## Exercise objective
The response must contain every line from the records below that has "symbol".

============

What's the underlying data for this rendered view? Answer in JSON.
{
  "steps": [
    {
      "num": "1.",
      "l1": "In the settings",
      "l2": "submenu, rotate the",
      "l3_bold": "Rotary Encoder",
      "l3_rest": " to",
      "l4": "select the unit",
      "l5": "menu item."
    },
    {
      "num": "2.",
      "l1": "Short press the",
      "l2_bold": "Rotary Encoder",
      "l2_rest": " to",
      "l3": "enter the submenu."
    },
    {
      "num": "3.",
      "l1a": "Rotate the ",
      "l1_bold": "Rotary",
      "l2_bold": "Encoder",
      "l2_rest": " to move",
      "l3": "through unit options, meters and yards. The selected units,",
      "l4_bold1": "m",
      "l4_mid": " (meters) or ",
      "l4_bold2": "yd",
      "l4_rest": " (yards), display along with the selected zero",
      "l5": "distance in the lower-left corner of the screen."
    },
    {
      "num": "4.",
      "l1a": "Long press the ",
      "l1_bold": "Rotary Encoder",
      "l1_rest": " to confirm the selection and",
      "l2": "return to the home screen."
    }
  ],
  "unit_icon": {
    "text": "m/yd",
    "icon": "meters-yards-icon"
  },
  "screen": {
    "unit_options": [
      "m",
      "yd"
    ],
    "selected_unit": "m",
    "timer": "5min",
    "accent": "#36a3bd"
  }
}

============

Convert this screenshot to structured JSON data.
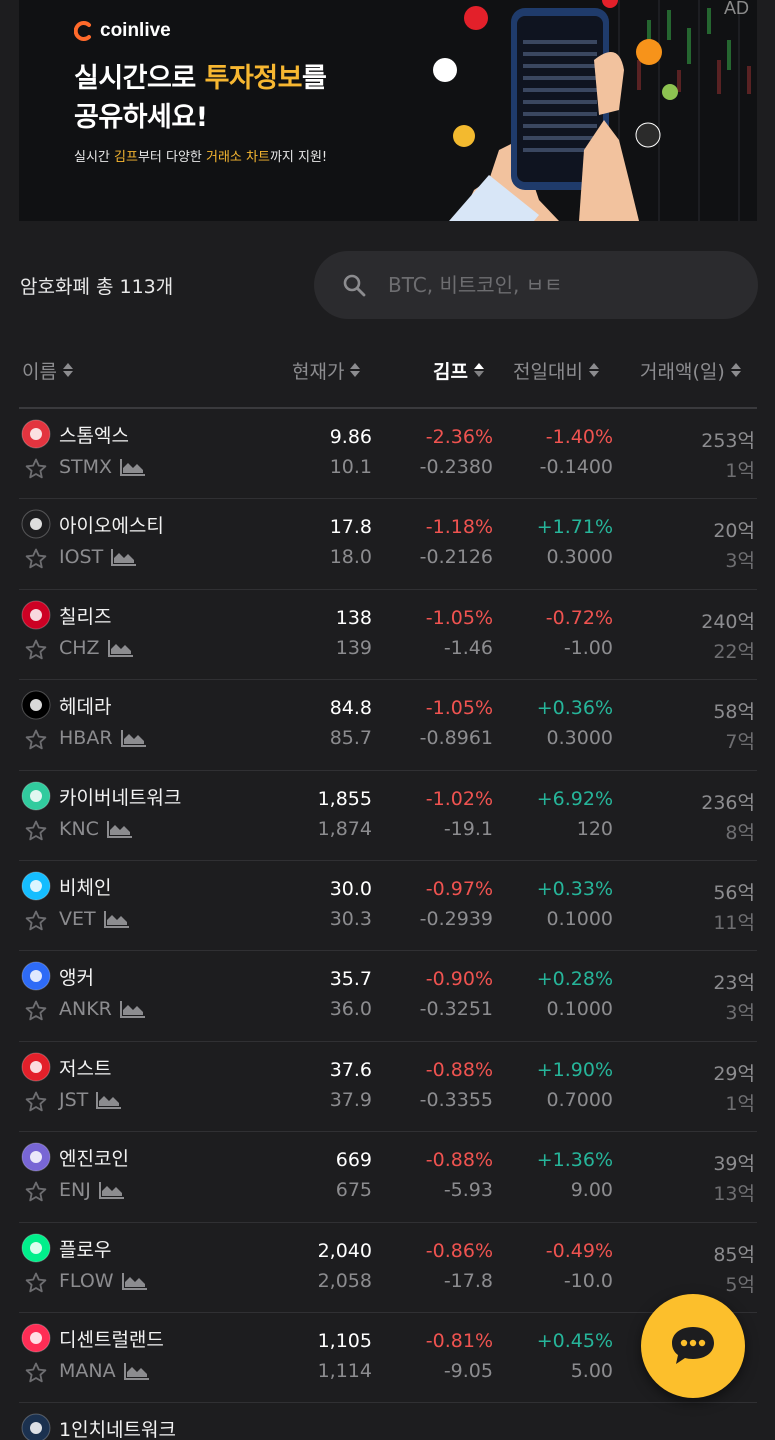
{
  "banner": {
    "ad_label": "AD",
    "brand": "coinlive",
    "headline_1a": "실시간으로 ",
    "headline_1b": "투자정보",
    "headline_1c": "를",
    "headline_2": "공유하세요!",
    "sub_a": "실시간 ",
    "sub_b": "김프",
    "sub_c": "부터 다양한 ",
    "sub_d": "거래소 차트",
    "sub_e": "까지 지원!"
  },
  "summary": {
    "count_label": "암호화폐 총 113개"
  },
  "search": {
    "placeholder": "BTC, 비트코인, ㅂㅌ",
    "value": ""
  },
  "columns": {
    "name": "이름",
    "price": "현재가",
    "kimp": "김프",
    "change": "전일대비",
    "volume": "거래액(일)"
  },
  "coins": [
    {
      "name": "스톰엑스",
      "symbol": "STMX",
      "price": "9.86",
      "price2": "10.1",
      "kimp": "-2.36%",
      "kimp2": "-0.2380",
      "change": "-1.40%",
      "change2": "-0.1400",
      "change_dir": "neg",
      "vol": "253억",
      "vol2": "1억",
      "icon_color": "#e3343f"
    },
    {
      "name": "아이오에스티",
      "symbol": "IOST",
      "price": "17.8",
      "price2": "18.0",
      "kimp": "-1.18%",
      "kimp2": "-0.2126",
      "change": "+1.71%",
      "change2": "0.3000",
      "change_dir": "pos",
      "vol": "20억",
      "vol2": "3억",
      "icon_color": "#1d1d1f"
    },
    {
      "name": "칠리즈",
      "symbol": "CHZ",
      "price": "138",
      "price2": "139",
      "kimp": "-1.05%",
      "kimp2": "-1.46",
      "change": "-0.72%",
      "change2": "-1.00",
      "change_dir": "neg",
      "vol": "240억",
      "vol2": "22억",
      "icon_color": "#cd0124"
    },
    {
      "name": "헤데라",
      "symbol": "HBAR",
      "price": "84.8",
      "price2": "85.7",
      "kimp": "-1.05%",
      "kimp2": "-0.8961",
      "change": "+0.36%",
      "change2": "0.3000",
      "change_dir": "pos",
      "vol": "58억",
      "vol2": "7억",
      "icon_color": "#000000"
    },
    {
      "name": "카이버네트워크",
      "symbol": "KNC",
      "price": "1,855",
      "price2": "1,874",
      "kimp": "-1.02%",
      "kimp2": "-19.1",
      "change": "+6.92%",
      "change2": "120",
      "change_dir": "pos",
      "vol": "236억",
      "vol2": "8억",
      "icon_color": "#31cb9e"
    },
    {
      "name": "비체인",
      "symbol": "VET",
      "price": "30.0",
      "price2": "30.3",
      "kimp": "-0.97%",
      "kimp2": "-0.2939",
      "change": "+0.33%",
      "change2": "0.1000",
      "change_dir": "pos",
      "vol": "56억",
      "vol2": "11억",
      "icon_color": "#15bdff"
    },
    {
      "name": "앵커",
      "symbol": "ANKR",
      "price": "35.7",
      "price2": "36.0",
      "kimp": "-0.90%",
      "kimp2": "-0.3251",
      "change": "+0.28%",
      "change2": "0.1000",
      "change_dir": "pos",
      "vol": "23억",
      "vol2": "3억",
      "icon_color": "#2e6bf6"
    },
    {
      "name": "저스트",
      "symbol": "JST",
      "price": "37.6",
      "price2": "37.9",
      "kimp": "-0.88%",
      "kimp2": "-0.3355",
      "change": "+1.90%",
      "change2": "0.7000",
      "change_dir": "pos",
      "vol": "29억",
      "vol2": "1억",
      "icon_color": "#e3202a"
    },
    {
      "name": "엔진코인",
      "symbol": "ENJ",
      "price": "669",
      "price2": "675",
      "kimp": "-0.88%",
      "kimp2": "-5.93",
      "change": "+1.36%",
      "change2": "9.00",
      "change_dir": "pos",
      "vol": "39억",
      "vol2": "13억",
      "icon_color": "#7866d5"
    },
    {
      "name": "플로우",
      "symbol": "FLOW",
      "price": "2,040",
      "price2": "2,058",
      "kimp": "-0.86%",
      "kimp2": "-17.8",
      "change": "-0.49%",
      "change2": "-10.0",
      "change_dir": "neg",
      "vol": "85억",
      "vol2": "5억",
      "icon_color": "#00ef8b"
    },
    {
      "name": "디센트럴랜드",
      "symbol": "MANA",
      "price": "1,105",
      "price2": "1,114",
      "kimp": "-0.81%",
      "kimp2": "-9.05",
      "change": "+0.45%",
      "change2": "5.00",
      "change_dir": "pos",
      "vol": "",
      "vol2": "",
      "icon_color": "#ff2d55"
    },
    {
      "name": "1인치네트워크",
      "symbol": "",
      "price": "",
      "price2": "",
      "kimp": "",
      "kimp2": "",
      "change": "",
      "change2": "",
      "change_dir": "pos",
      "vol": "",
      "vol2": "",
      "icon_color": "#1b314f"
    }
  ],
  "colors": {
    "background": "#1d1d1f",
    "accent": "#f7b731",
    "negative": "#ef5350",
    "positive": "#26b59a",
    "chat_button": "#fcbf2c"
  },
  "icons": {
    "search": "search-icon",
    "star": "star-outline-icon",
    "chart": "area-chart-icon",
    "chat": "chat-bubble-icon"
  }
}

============

## Solution for this exercise
      "symbol": "STMX",
      "symbol": "IOST",
      "symbol": "CHZ",
      "symbol": "HBAR",
      "symbol": "KNC",
      "symbol": "VET",
      "symbol": "ANKR",
      "symbol": "JST",
      "symbol": "ENJ",
      "symbol": "FLOW",
      "symbol": "MANA",
      "symbol": "",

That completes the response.